Monday, December 28, 2015

Sea of Cortez Campsite

Leaving Shell Beach we zoomed up the coast to Guerrero Negro, the border town between the Mexican state of Baja Norte and Baja Sur. We try to mix up our driving days alternating really long days with days that may only require three or four hours. Yesterday we were on the road for almost ten hours so today would be a shorter, "easy" day. Our goal was a small beach on the Sea of Cortez that has two things going for it: a couple of beautiful campsites and small restaurant/bar that sells good food and insanely potent margaritas (the bartender, Pepe is a margarita artist). Crossing the border between the two states, we paid the optional-but-not-really-optional twenty pesos to have the bottom of our car sprayed with "pesticide". Next stop would be a beach-side campsite. 

Art hour at our beach campsite. 
After a couple of margaritas and a papa rellena (stuffed potato) we hit the sack in the back of CON KSO. Late that night we heard a moto pull into the site next to us- it was our friend Matt who was riding down the peninsula solo on a DRZ400. Matt's what I call a Baja cowboy- he knows the nooks and crannies of the peninsula, speaks fluent Spanish and is just the kind of guy you want to travel with in Baja. I got up and welcomed him into camp- he was cold and tired having made up huge offroad miles to reach camp that night. I made sure he was set up and crawled back into my warm sleeping bag.

Matt's wheels.
The next morning we got to catch up and hear the tales of his offroad moto trip over a cup of hot, black coffee. The riding sounded really gnarly but I have to admit, it's something I'm going to have to do sometime myself. I told Matt about the natural hotsprings that I'd heard were just a couple coves away. I wanted to ride my moto over to them but two margaritas and the late hour of our arrival made it impossible. Matt said he'd go see what they were all about and report back to me about them. Saying our goodbyes, we hit the road leaving Matt to explore the hotsprings and making tentative plans to meet up at Punta Conejo, my favorite point in Baja for stand up paddle surfing.

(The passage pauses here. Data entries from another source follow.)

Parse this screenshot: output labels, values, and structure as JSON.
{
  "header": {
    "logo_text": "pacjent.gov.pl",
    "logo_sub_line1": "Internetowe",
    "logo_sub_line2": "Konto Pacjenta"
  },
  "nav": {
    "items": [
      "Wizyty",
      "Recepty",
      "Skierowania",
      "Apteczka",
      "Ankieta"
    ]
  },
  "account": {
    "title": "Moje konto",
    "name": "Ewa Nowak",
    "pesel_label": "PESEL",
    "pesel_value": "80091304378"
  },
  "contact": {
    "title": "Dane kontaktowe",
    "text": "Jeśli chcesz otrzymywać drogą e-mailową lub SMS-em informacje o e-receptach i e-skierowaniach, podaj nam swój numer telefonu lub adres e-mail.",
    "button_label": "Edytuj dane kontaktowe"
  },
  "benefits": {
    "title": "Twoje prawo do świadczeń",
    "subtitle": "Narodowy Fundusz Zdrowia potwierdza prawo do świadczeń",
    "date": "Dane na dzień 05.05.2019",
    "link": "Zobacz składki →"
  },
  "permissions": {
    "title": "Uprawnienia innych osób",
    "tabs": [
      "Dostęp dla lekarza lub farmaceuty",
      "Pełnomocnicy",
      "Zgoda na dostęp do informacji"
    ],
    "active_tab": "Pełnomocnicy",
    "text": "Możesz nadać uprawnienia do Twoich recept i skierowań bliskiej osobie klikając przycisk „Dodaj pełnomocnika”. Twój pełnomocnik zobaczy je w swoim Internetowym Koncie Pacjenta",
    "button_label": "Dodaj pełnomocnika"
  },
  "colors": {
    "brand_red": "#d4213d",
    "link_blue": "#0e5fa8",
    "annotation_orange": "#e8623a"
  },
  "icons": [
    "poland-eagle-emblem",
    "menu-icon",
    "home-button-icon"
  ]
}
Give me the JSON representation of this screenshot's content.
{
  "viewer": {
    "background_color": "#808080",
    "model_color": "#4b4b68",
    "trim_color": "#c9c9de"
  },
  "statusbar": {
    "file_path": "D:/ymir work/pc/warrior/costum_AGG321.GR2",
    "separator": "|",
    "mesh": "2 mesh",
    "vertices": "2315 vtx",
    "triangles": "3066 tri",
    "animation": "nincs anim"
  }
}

And then there was surf! Words later, surf now.

The wind has been a little off. Blowing down the coast it's created fun waves for goofing around but nothing really to get too excited about. And then it switched offshore. Talk to you later... I'm out there!